Average daily hotel rates are holding steady in the face of declining demand, according to TravelClick's "May 2017 North American Hospitality Review." That's consistent with the trend that surfaced in the first quarter of the year.
For business booked for the second quarter, transient ADR is up by 1.9 percent despite a 2.5 percent drop in bookings. Group ADR edged up by 0.9 percent, although group bookings fell by 3.5 percent year-over-year for the quarter. Only the transient leisure segment posted growth in both respects, with a 1 percent rise in ADR coupled with 3.2 percent more bookings.
The numbers are based on group commitments and individual reservations in 25 major North American markets for hotel stays that were booked by May 1, 2017.
"Our latest data indicates that North American hoteliers are still dealing with dips in occupancy across the board, with bookings down 0.7 percent for all travel segments in the second quarter," said John Hach, TravelClick's senior industry analyst. "Future booking trends indicate that the inconsistency will likely continue throughout the upcoming summer travel season."

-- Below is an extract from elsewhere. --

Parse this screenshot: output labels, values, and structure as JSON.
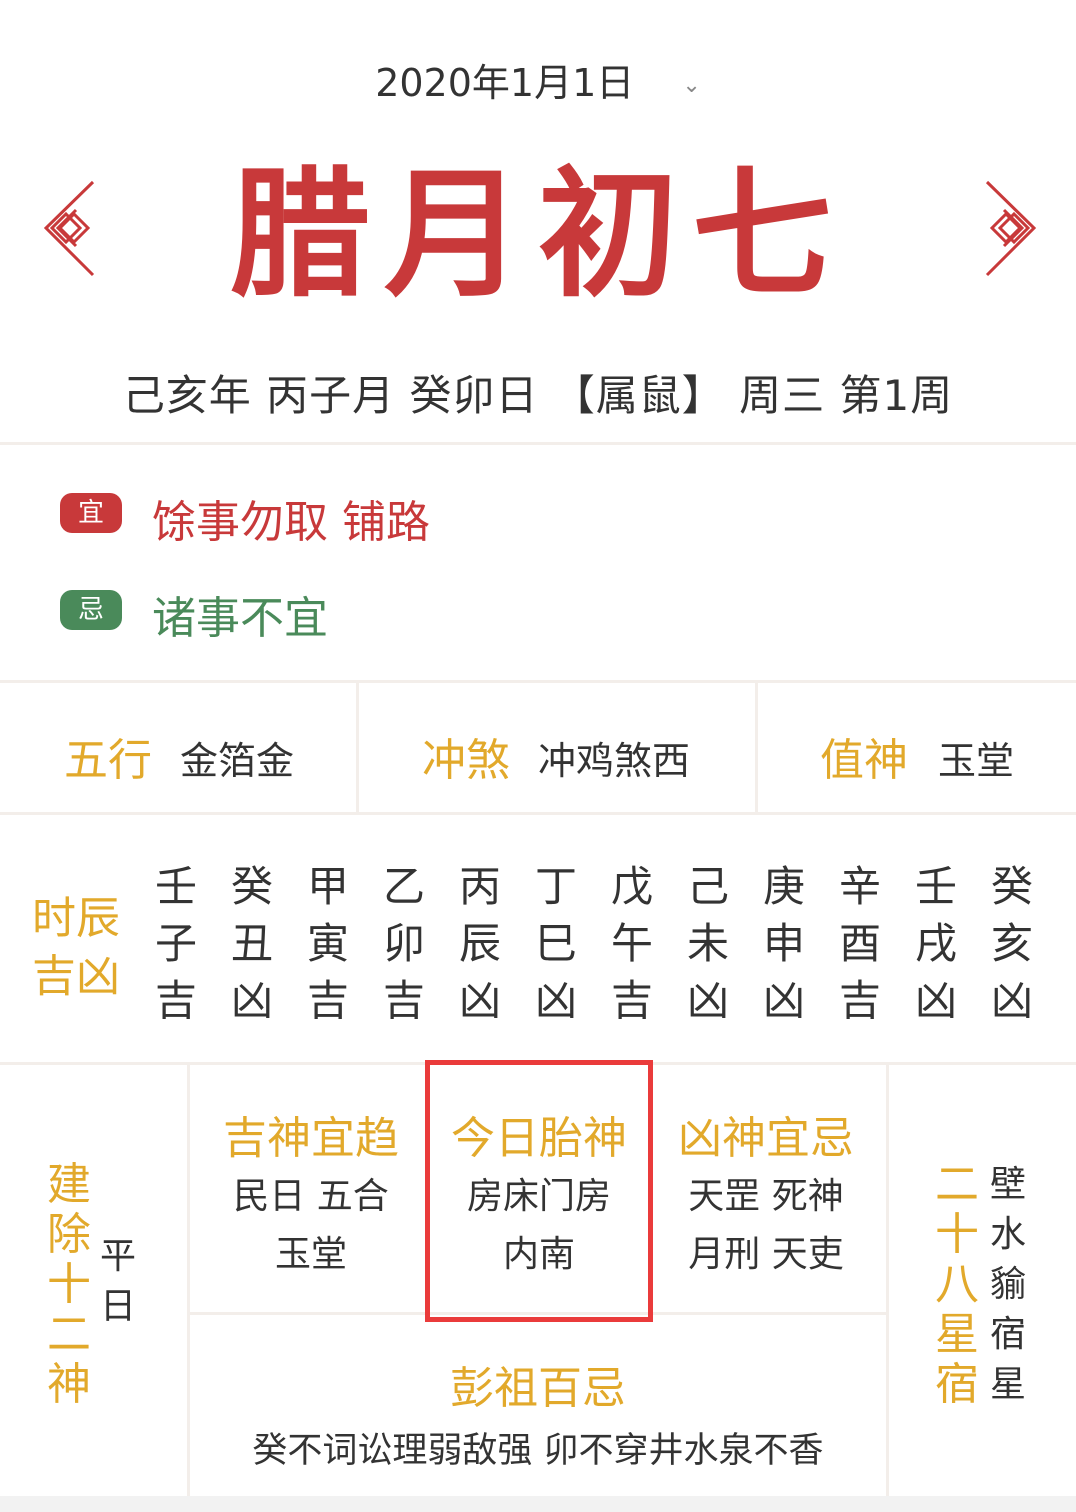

For the next 12 months, group bookings are almost flat, dipping by just 0.2 percent vs. the same period last year. Average daily rate is up by 1.8 percent, however. That's steadier than transient business travel, where bookings are down by 1.8 percent while ADR grew by a healthy 2.4 percent. Transient bookings overall are down by just 0.5 percent, with a 1.4 percent increase in ADR.
Group average daily rate is up by a robust 4.4 percent for committed bookings in the third quarter, despite a 5.6 percent drop in the number of third-quarter bookings. It's possible that meeting owners are waiting to see how market and travel uncertainties play out before booking business.